Mills argues that because the government obtained a detainer against Mills while he was in state custody, the time served should apply to the federal sentence.1 This argument is unpersuasive. It is well-established that when a federal detainer is irrelevant to custody in relation to a state offense, credit is not available. See Bloomgren v. Belaski, 948 F.2d 688, 690 (10th Cir.1991) (noting that when a federal detainer is unrelated to a state prisoner's continued custody, credit is not available for the federal sentence). In this case, Mills offers no argument contradicting the presentence report's statement regarding the reason for Mills's state custody. We have no reason, therefore, to conclude that the federal detainer was the sole reason for Mills's continuing custody.
Finally, we have some concern regarding the district court's decision to sentence Mills to probation in consideration of his seventeen month detention with state authorities. The Supreme Court has plainly stated that 18 U.S.C. § 3585(b)(2) “does not authorize a district court to compute the credit at sentencing.” Wilson, 503 U.S. at 334, 112 S.Ct. 1351. The district court, therefore, should not have taken into account Mills's custody in its sentencing decision, but should have instead left the determination of Mills's eligibility for credit for time served to the Attorney General and the Bureau of Prisons. The fact that the district court technically refrained from sentencing Mills to “time served” is insufficient to cure the district court's error under Wilson.
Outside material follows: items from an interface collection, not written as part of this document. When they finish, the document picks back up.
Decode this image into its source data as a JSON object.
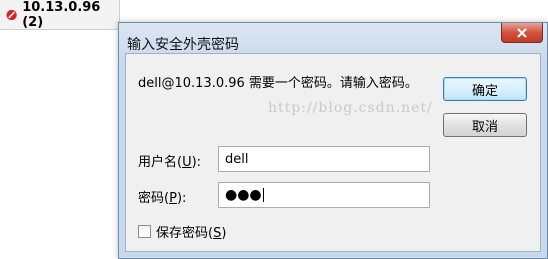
{
  "background_tab": {
    "title": "10.13.0.96 (2)"
  },
  "dialog": {
    "title": "输入安全外壳密码",
    "message": "dell@10.13.0.96 需要一个密码。请输入密码。",
    "watermark": "http://blog.csdn.net/",
    "ok_label": "确定",
    "cancel_label": "取消",
    "username_label": "用户名",
    "username_accel": "U",
    "username_value": "dell",
    "password_label": "密码",
    "password_accel": "P",
    "password_value": "●●●",
    "save_password_label": "保存密码",
    "save_password_accel": "S",
    "save_password_checked": false
  },
  "colors": {
    "close_button": "#d3533d",
    "titlebar": "#c9d9ec"
  }
}
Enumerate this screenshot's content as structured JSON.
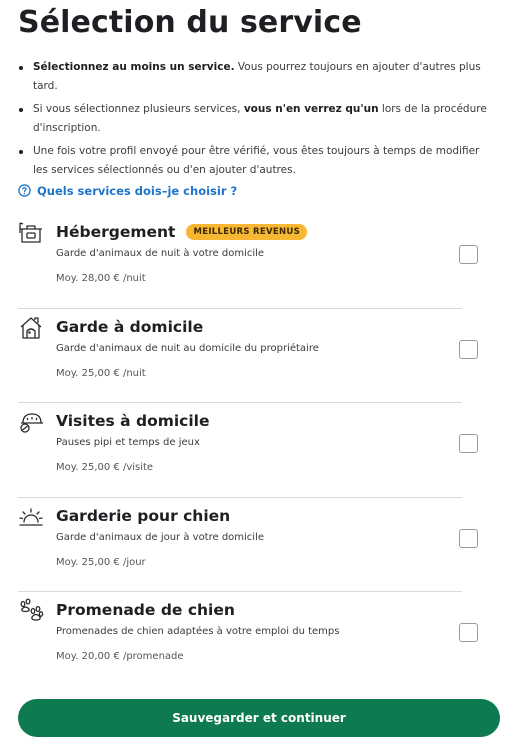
{
  "page": {
    "title": "Sélection du service"
  },
  "intro": {
    "bullets": [
      {
        "strong": "Sélectionnez au moins un service.",
        "pre": "",
        "post": " Vous pourrez toujours en ajouter d'autres plus tard."
      },
      {
        "pre": "Si vous sélectionnez plusieurs services, ",
        "strong": "vous n'en verrez qu'un",
        "post": " lors de la procédure d'inscription."
      },
      {
        "pre": "Une fois votre profil envoyé pour être vérifié, vous êtes toujours à temps de modifier les services sélectionnés ou d'en ajouter d'autres.",
        "strong": "",
        "post": ""
      }
    ]
  },
  "help": {
    "label": "Quels services dois–je choisir ?",
    "icon": "question-circle-icon"
  },
  "services": [
    {
      "title": "Hébergement",
      "badge": "MEILLEURS REVENUS",
      "description": "Garde d'animaux de nuit à votre domicile",
      "price": "Moy. 28,00 € /nuit",
      "icon": "boarding-suitcase-icon",
      "checked": false
    },
    {
      "title": "Garde à domicile",
      "badge": "",
      "description": "Garde d'animaux de nuit au domicile du propriétaire",
      "price": "Moy. 25,00 € /nuit",
      "icon": "house-sitting-icon",
      "checked": false
    },
    {
      "title": "Visites à domicile",
      "badge": "",
      "description": "Pauses pipi et temps de jeux",
      "price": "Moy. 25,00 € /visite",
      "icon": "drop-in-visit-icon",
      "checked": false
    },
    {
      "title": "Garderie pour chien",
      "badge": "",
      "description": "Garde d'animaux de jour à votre domicile",
      "price": "Moy. 25,00 € /jour",
      "icon": "sun-daycare-icon",
      "checked": false
    },
    {
      "title": "Promenade de chien",
      "badge": "",
      "description": "Promenades de chien adaptées à votre emploi du temps",
      "price": "Moy. 20,00 € /promenade",
      "icon": "paw-walking-icon",
      "checked": false
    }
  ],
  "footer": {
    "save_label": "Sauvegarder et continuer"
  },
  "colors": {
    "primary": "#0d7a4f",
    "link": "#1f74c9",
    "badge": "#f7b733",
    "divider": "#d9d9dd"
  }
}
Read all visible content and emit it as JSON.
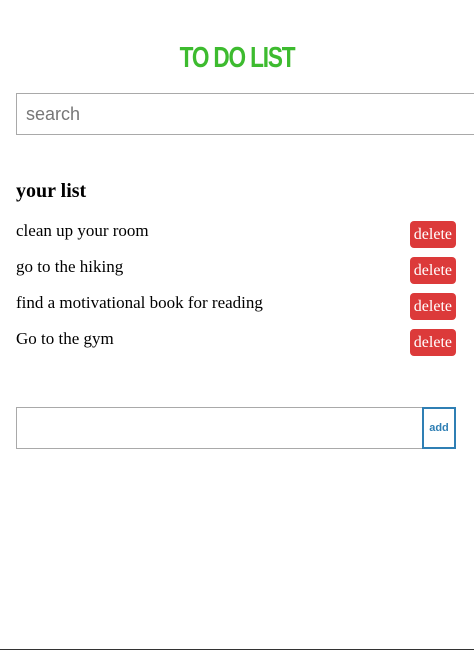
{
  "app": {
    "title": "TO DO LIST"
  },
  "search": {
    "placeholder": "search",
    "value": ""
  },
  "list_section": {
    "heading": "your list",
    "items": [
      {
        "text": "clean up your room",
        "delete_label": "delete"
      },
      {
        "text": "go to the hiking",
        "delete_label": "delete"
      },
      {
        "text": "find a motivational book for reading",
        "delete_label": "delete"
      },
      {
        "text": "Go to the gym",
        "delete_label": "delete"
      }
    ]
  },
  "add_form": {
    "value": "",
    "button_label": "add"
  },
  "colors": {
    "title": "#3dbb2f",
    "delete_button": "#dc3a3a",
    "add_button_border": "#2f7fb4"
  }
}
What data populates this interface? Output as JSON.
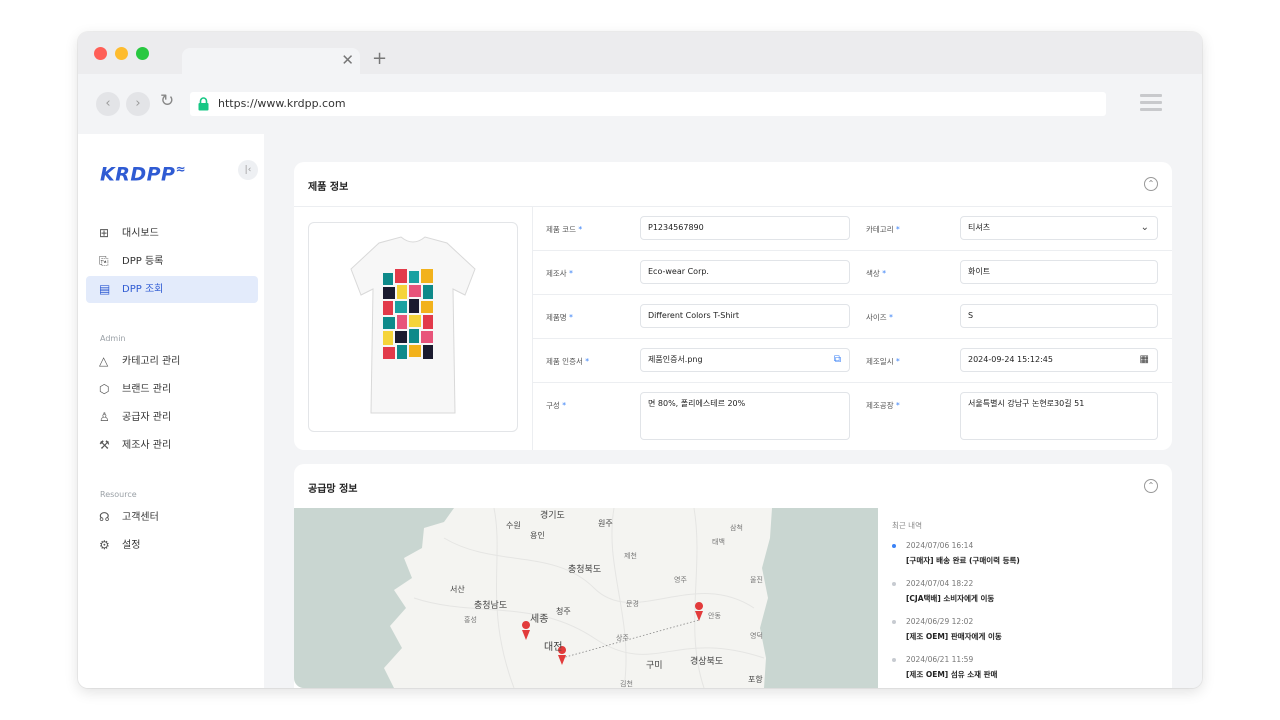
{
  "browser": {
    "url": "https://www.krdpp.com",
    "traffic_lights": [
      "#ff5f57",
      "#febc2e",
      "#28c840"
    ]
  },
  "sidebar": {
    "logo": "KRDPP",
    "items": [
      {
        "label": "대시보드",
        "icon": "grid-icon"
      },
      {
        "label": "DPP 등록",
        "icon": "add-doc-icon"
      },
      {
        "label": "DPP 조회",
        "icon": "doc-icon",
        "active": true
      }
    ],
    "admin_title": "Admin",
    "admin_items": [
      {
        "label": "카테고리 관리",
        "icon": "category-icon"
      },
      {
        "label": "브랜드 관리",
        "icon": "box-icon"
      },
      {
        "label": "공급자 관리",
        "icon": "user-icon"
      },
      {
        "label": "제조사 관리",
        "icon": "wrench-icon"
      }
    ],
    "resource_title": "Resource",
    "resource_items": [
      {
        "label": "고객센터",
        "icon": "headset-icon"
      },
      {
        "label": "설정",
        "icon": "gear-icon"
      }
    ]
  },
  "product": {
    "title": "제품 정보",
    "fields": {
      "code": {
        "label": "제품 코드",
        "value": "P1234567890"
      },
      "category": {
        "label": "카테고리",
        "value": "티셔츠"
      },
      "maker": {
        "label": "제조사",
        "value": "Eco-wear Corp."
      },
      "color": {
        "label": "색상",
        "value": "화이트"
      },
      "name": {
        "label": "제품명",
        "value": "Different Colors T-Shirt"
      },
      "size": {
        "label": "사이즈",
        "value": "S"
      },
      "cert": {
        "label": "제품 인증서",
        "value": "제품인증서.png"
      },
      "date": {
        "label": "제조일시",
        "value": "2024-09-24 15:12:45"
      },
      "composition": {
        "label": "구성",
        "value": "면 80%, 폴리에스테르 20%"
      },
      "factory": {
        "label": "제조공장",
        "value": "서울특별시 강남구 논현로30길 51"
      }
    },
    "required_mark": "*"
  },
  "supply": {
    "title": "공급망 정보",
    "history_title": "최근 내역",
    "history": [
      {
        "date": "2024/07/06 16:14",
        "text": "[구매자] 배송 완료 (구매이력 등록)"
      },
      {
        "date": "2024/07/04 18:22",
        "text": "[CJA택배] 소비자에게 이동"
      },
      {
        "date": "2024/06/29 12:02",
        "text": "[제조 OEM] 판매자에게 이동"
      },
      {
        "date": "2024/06/21 11:59",
        "text": "[제조 OEM] 섬유 소재 판매"
      }
    ],
    "map_labels": [
      "경기도",
      "수원",
      "용인",
      "원주",
      "충청북도",
      "서산",
      "충청남도",
      "세종",
      "청주",
      "대전",
      "구미",
      "경상북도",
      "포항",
      "제천",
      "영주",
      "문경",
      "상주",
      "홍성",
      "김천",
      "안동",
      "영덕",
      "삼척",
      "울진",
      "태백"
    ]
  }
}
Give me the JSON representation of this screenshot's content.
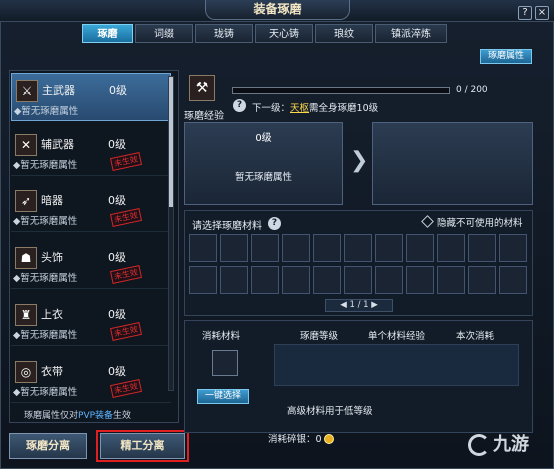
{
  "window": {
    "title": "装备琢磨",
    "help_label": "?",
    "close_label": "×"
  },
  "tabs": [
    {
      "label": "琢磨",
      "active": true
    },
    {
      "label": "词缀",
      "active": false
    },
    {
      "label": "珑铸",
      "active": false
    },
    {
      "label": "天心铸",
      "active": false
    },
    {
      "label": "琅纹",
      "active": false
    },
    {
      "label": "镇派淬炼",
      "active": false
    }
  ],
  "attr_button_label": "琢磨属性",
  "equipment": [
    {
      "name": "主武器",
      "level": "0级",
      "status": "◆暂无琢磨属性",
      "stamp": "",
      "selected": true
    },
    {
      "name": "辅武器",
      "level": "0级",
      "status": "◆暂无琢磨属性",
      "stamp": "未生效",
      "selected": false
    },
    {
      "name": "暗器",
      "level": "0级",
      "status": "◆暂无琢磨属性",
      "stamp": "未生效",
      "selected": false
    },
    {
      "name": "头饰",
      "level": "0级",
      "status": "◆暂无琢磨属性",
      "stamp": "未生效",
      "selected": false
    },
    {
      "name": "上衣",
      "level": "0级",
      "status": "◆暂无琢磨属性",
      "stamp": "未生效",
      "selected": false
    },
    {
      "name": "衣带",
      "level": "0级",
      "status": "◆暂无琢磨属性",
      "stamp": "未生效",
      "selected": false
    }
  ],
  "pvp_note": {
    "prefix": "琢磨属性仅对",
    "highlight": "PVP装备",
    "suffix": "生效"
  },
  "bottom_buttons": {
    "left": "琢磨分离",
    "right": "精工分离"
  },
  "exp": {
    "label": "琢磨经验",
    "progress_text": "0 / 200",
    "progress": 0
  },
  "next_level": {
    "prefix": "下一级：",
    "highlight": "天枢",
    "suffix": "需全身琢磨10级"
  },
  "current_box": {
    "level": "0级",
    "attr": "暂无琢磨属性"
  },
  "next_box": {
    "level": "",
    "attr": ""
  },
  "materials": {
    "title": "请选择琢磨材料",
    "hide_label": "隐藏不可使用的材料",
    "pager": "◀ 1 / 1 ▶",
    "slots": 22
  },
  "consume": {
    "headers": [
      "消耗材料",
      "琢磨等级",
      "单个材料经验",
      "本次消耗"
    ],
    "one_key_label": "一键选择",
    "high_note": "高级材料用于低等级",
    "fragments_label": "消耗碎银：",
    "fragments_value": "0"
  },
  "watermark": {
    "text": "九游"
  }
}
We conclude that the district court's consideration of Mills's custody on unrelated state charges at the time of sentencing was clearly erroneous.2 We therefore vacate the sentence imposed and remand for resentencing consistent with this opinion. In light of our holding, Mills's pending motions are denied.
1. Mills cites the Supreme Court's decision in Reno v. Koray, 515 U.S. 50, 115 S.Ct. 2021, 132 L.Ed.2d 46 (1995), in his argument that the federal detainer qualifies him for credit towards his sentence. Mills's reliance is misplaced. The Court in Koray held that time spent in a community treatment center did not qualify as official detention for crediting purposes. The decision does not address whether time spent in detention on state charges can also qualify a prisoner for credit on federal charges.
2. Because we determine that Mills's sentence must be remanded due to the district court's consideration of an erroneous factual conclusion, we express no opinion as to the government's argument that a sentence of two years of probation would be substantively unreasonable on the facts of this case.
JOHN R. GIBSON, Circuit Judge.